**WORK INSTRUCTIONS**
Wherever the string "label" appears in the listing, copy that line.
####################
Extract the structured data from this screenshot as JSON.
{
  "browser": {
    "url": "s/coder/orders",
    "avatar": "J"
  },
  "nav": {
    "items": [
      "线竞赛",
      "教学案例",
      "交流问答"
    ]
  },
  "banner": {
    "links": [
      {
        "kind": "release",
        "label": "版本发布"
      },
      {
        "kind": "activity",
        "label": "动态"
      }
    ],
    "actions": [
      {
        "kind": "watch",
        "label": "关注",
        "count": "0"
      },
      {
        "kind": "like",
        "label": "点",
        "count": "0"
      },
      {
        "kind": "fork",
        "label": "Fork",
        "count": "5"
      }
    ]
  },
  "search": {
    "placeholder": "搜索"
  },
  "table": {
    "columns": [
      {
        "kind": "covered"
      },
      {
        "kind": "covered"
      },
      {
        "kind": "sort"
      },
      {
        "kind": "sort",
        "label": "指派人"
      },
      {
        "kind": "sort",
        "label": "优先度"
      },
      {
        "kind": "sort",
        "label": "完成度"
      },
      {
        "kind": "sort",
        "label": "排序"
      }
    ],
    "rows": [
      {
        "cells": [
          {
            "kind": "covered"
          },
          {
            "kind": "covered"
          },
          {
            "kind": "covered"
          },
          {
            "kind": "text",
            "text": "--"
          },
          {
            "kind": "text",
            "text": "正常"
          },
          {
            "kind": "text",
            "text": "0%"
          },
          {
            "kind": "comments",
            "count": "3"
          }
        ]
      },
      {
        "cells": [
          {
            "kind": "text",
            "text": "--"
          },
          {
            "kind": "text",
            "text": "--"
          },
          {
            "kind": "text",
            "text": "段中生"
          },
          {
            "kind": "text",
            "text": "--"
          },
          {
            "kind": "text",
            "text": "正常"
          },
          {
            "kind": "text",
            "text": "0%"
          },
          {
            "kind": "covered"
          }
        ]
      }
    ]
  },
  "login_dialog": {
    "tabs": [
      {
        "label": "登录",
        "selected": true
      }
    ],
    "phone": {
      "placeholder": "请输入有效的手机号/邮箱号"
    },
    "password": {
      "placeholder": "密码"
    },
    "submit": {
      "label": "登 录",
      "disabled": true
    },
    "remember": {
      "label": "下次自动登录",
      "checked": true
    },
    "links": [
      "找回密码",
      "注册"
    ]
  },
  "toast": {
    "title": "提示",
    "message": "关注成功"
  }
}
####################
**WRITTEN ANSWER**
        "label": "版本发布"
        "label": "动态"
        "label": "关注",
        "label": "点",
        "label": "Fork",
        "label": "指派人"
        "label": "优先度"
        "label": "完成度"
        "label": "排序"
        "label": "登录",
      "label": "登 录",
      "label": "下次自动登录",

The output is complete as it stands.